I don’t know what asshole invented the idea that teenage girls are the cause for all evil, but I really hope that person never has to raise one. I don’t want him to see her dissolve in his fingers as society tells her to eat less, be thinner, be the damsel in distress, be something for a man to fix, be different but not too different, be special but never ever a special snowflake - I don’t want him to watch as she realizes that no matter what she loves, she’ll be made fun of for it. She can simply like her coffee from Starbucks and suddenly she’s vapid and thinks herself poetic. She’ll want to play video games but be called a fake nerd, particularly if she poses in any remotely flirtatious way because for some reason despite the entire community playing games with poorly dressed women they still hate it when a real girl wears less clothing, she will be seen as trespassing in a specifically male space - but when she falls in love with a female-based television show for children, she’ll watch as men step on themselves to sexualize it. If she wants old-fashion romance she’s seen as being naive but at the same time is told to keep herself ‘pure’ for some dude that might not hurt her. If she admits to being anything, she makes herself a target. She will be told her worth is based on how much a man values her. She might love to cook but she’ll hate being asked to stay in the kitchen, she might love to read but get told she’s too introverted by half the population and ‘not that special’ by the other. If she loves to go out and party, she’s ‘just another college co-ed,’ if she loves to spend her friday nights watching anime, she’s a shut-in. God forbid she be proud of something: the words “I’m different from other girls” are a death sentence because we live in a society that doesn’t want to see women like that, a society that doesn’t like the idea maybe we all are actually different and not carbon copies of each other, maybe we all would like to feel unique and loved and worth knowing - maybe the real problem is that she will be raised to believe being a girl means silicone and photoshop and dying as a way to move forwards a plot - and she doesn’t want to be seen as that. When she says “I’m not like other girls,” she means she’s not like the girls she sees on tv, these invented two-dimensional creatures that say one line and then get chased down by monsters.

She can try all she likes. She’ll be shut down at every single fucking turn.
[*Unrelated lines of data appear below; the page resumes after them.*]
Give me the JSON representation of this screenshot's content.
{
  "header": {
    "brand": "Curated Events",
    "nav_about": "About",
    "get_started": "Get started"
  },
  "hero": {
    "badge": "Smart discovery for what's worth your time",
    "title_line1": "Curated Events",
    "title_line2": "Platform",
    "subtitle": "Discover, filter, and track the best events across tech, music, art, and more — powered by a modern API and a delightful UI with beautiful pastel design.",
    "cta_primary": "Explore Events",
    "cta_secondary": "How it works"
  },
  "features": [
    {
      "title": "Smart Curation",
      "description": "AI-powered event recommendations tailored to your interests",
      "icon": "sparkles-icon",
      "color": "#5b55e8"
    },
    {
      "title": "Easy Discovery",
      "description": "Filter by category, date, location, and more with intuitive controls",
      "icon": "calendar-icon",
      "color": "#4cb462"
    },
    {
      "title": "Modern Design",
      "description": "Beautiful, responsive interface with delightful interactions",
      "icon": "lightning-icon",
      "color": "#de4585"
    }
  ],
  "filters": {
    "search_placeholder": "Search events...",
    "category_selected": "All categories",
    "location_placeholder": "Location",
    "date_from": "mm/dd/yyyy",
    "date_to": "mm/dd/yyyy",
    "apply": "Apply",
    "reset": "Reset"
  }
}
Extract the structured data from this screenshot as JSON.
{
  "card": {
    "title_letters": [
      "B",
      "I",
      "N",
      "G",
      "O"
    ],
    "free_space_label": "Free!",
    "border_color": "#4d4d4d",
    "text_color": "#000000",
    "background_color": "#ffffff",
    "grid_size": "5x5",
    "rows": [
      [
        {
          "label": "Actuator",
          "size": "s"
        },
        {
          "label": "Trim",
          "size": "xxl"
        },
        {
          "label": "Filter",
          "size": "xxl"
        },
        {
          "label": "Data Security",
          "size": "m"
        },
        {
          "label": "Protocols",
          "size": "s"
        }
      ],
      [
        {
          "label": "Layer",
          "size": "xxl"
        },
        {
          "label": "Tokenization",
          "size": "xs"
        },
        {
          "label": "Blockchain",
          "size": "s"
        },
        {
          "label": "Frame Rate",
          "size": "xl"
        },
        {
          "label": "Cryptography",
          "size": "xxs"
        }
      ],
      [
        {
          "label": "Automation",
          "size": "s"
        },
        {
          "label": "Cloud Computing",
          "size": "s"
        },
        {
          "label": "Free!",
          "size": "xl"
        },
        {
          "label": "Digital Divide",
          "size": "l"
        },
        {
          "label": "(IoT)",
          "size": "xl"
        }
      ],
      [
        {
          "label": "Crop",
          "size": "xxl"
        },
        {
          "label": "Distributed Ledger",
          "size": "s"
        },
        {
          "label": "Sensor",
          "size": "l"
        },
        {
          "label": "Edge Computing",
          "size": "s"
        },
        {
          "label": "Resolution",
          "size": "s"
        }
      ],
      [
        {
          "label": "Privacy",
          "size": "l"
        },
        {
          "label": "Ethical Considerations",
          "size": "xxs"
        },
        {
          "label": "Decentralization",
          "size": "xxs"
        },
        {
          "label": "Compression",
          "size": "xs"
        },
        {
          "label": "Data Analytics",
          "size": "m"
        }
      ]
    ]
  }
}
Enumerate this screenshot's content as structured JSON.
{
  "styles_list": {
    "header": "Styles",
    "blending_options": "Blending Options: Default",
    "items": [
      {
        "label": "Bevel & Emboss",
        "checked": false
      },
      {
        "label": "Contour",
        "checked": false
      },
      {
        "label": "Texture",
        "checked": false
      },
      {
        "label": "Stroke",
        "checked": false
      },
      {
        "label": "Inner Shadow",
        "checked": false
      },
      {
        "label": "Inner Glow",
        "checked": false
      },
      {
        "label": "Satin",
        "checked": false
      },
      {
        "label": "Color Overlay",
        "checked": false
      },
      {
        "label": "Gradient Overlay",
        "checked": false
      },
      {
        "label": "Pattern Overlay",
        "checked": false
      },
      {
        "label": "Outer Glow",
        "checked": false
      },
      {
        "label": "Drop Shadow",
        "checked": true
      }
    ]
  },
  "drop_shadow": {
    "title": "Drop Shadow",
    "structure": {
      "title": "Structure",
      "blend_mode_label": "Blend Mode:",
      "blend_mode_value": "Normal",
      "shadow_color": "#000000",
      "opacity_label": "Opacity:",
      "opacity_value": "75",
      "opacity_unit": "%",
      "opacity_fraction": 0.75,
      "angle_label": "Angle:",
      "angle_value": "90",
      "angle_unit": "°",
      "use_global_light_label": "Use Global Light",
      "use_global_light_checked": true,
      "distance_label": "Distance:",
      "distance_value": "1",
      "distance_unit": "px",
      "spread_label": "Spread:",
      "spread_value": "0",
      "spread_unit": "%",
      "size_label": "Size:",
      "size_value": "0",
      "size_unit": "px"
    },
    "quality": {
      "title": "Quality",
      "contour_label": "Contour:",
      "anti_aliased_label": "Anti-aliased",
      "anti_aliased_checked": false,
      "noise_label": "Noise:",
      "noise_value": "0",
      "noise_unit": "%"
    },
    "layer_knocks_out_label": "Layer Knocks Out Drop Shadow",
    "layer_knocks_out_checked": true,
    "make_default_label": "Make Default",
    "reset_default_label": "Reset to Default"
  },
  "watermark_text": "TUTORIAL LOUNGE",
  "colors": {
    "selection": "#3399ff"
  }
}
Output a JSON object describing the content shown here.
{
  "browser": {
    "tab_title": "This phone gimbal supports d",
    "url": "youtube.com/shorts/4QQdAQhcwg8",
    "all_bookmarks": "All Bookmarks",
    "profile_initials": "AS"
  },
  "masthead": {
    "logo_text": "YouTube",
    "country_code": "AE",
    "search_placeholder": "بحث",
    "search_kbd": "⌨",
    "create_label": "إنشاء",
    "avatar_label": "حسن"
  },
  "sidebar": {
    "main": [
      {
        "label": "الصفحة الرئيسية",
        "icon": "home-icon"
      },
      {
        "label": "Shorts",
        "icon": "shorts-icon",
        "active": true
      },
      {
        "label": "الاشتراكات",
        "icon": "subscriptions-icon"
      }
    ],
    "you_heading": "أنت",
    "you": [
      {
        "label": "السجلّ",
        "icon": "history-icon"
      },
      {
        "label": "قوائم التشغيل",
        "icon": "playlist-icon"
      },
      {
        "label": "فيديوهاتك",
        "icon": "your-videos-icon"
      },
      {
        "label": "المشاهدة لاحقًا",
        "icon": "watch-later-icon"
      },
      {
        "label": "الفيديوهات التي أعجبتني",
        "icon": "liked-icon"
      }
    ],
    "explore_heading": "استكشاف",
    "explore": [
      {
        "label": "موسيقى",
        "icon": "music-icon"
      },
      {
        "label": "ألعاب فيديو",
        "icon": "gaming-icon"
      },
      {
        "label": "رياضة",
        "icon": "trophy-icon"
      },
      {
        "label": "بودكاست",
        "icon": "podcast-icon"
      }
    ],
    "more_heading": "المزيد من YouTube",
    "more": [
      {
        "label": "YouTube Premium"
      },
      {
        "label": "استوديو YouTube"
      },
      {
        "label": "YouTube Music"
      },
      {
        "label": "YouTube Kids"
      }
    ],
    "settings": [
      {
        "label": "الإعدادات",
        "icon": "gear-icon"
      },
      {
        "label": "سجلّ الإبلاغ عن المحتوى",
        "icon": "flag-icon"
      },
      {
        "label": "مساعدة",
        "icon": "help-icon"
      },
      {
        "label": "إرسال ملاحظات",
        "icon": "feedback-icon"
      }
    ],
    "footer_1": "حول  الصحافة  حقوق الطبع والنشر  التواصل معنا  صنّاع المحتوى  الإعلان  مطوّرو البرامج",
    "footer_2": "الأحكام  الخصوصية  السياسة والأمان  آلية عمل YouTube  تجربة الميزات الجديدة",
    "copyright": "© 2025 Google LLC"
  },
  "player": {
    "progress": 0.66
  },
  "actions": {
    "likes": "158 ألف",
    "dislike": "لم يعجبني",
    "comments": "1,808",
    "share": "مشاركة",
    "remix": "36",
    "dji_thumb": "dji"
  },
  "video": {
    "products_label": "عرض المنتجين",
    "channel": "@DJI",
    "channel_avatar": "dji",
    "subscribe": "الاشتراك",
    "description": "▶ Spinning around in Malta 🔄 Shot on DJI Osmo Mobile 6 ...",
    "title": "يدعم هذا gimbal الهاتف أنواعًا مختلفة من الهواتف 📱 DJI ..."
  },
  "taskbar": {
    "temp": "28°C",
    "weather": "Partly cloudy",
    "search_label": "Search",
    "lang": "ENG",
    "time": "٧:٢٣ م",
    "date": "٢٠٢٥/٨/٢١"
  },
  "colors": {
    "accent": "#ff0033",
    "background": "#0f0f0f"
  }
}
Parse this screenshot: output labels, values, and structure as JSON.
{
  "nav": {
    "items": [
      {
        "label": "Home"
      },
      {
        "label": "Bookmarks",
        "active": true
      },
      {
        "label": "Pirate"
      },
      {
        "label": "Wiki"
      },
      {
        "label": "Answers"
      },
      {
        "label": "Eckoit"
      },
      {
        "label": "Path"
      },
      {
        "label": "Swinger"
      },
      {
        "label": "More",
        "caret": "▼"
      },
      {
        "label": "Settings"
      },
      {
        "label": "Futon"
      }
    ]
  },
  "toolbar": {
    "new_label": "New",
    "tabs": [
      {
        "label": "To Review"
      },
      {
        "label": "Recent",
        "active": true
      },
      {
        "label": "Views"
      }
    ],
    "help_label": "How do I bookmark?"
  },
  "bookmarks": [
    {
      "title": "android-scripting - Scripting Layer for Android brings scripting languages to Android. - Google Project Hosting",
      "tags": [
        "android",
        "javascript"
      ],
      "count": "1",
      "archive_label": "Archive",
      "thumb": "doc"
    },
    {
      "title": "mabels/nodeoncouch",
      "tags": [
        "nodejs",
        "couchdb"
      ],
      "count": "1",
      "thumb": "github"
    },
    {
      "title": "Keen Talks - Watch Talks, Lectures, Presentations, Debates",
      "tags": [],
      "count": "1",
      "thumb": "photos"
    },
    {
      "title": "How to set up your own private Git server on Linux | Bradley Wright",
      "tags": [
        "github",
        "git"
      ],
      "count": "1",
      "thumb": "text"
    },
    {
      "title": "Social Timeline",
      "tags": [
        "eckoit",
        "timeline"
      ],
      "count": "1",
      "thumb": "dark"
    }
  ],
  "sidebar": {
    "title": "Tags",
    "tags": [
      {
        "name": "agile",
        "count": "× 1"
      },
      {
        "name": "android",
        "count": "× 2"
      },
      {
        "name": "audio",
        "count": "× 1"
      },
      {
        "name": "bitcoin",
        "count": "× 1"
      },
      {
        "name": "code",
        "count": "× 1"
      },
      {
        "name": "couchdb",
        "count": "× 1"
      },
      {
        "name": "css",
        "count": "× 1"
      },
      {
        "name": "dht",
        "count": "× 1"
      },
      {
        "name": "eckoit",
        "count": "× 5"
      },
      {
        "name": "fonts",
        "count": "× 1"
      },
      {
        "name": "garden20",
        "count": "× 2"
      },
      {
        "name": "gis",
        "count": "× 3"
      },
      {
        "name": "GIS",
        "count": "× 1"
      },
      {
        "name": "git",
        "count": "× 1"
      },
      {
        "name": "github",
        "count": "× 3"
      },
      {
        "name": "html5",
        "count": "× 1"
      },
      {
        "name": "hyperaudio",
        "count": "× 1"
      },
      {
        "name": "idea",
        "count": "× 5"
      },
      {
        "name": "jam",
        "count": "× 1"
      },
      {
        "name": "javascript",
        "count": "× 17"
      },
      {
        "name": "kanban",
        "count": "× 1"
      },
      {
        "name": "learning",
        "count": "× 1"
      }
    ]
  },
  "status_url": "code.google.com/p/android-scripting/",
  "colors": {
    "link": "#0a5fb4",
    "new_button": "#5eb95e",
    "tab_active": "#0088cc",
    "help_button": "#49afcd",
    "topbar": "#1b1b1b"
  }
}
What she doesn’t know is that they’re getting her ready for when she’s grown up because she’ll be so used to being stepped on she’ll just give up. Why respect women when you don’t even respect little girls?

And when she is burning up, when she mentions that her insides are volcanoes and her skin is too thin to contain them: she will be told she is hysterical, that she’s doing it for attention.

I don’t want him to watch as she shuts down, as she learns to live as a paradox, I don’t want him to see her rip herself to shreds in order to be perfect, I don’t want him to realize that there’s no way she’ll get help because she’s only doing what she’s told.

Teenage girls aren’t the downfall of society, society is the downfall of teenage girls. /// r.i.d (via inkskinned)

read it more than once

(via oxfordcommaforever)

(via tripenglish)

(Source: madaboutbike, via nicolas3298)

vintagraphblog:

Déesse. 16, rue Halévy, Paris. Goddess of the bicycle. Illustrated by Jean de Paleologue, c. 1898. Vintage French poster. New in Vintage Advertising Posters. (via Déesse Bicycle Poster – Vintagraph)

vintagraphblog:

Déesse. 16, rue Halévy, Paris. Goddess of the bicycle. Illustrated by Jean de Paleologue, c. 1898. Vintage French poster. New in Vintage Advertising Posters. (via Déesse Bicycle Poster – Vintagraph)

(via usuris)

architectureofdoom:

Abandoned building, Owen Sound, Ontario, Canada

architectureofdoom:

Abandoned building, Owen Sound, Ontario, Canada

(Source: landscapeandmemorytoronto.blogspot.nl)